── INFORMATION GIVEN

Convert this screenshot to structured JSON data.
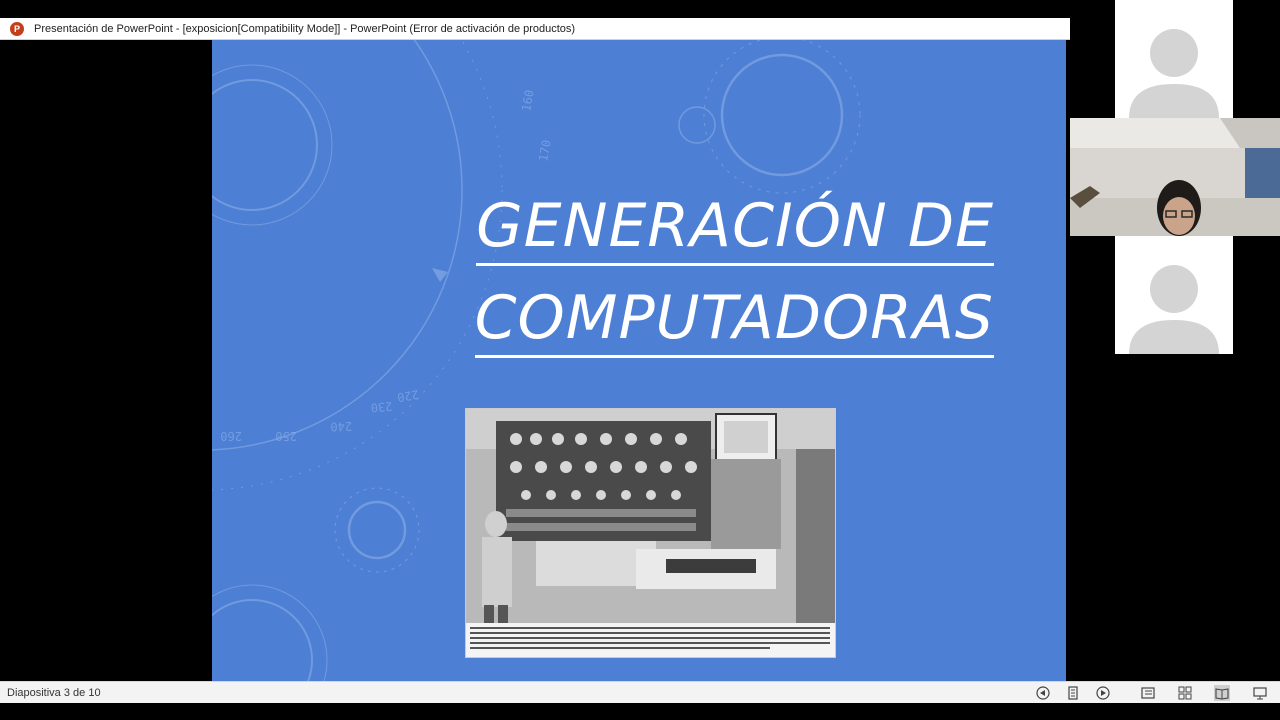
{
  "window": {
    "title": "Presentación de PowerPoint - [exposicion[Compatibility Mode]] - PowerPoint (Error de activación de productos)",
    "app_icon_letter": "P"
  },
  "slide": {
    "title_line1": "GENERACIÓN DE",
    "title_line2": "COMPUTADORAS",
    "background_color": "#4d7fd4",
    "dial_numbers": [
      "160",
      "170",
      "220",
      "230",
      "240",
      "250",
      "260"
    ]
  },
  "status": {
    "slide_counter": "Diapositiva 3 de 10"
  },
  "video_panel": {
    "participants": [
      {
        "type": "avatar"
      },
      {
        "type": "camera"
      },
      {
        "type": "avatar"
      }
    ]
  }
}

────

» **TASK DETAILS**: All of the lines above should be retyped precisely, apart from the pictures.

» **ANSWER TO THE PROBLEM**:
Convert this screenshot to structured JSON data.
{
  "window": {
    "title": "Presentación de PowerPoint - [exposicion[Compatibility Mode]] - PowerPoint (Error de activación de productos)",
    "app_icon_letter": "P"
  },
  "slide": {
    "title_line1": "GENERACIÓN DE",
    "title_line2": "COMPUTADORAS",
    "background_color": "#4d7fd4",
    "dial_numbers": [
      "160",
      "170",
      "220",
      "230",
      "240",
      "250",
      "260"
    ]
  },
  "status": {
    "slide_counter": "Diapositiva 3 de 10"
  },
  "video_panel": {
    "participants": [
      {
        "type": "avatar"
      },
      {
        "type": "camera"
      },
      {
        "type": "avatar"
      }
    ]
  }
}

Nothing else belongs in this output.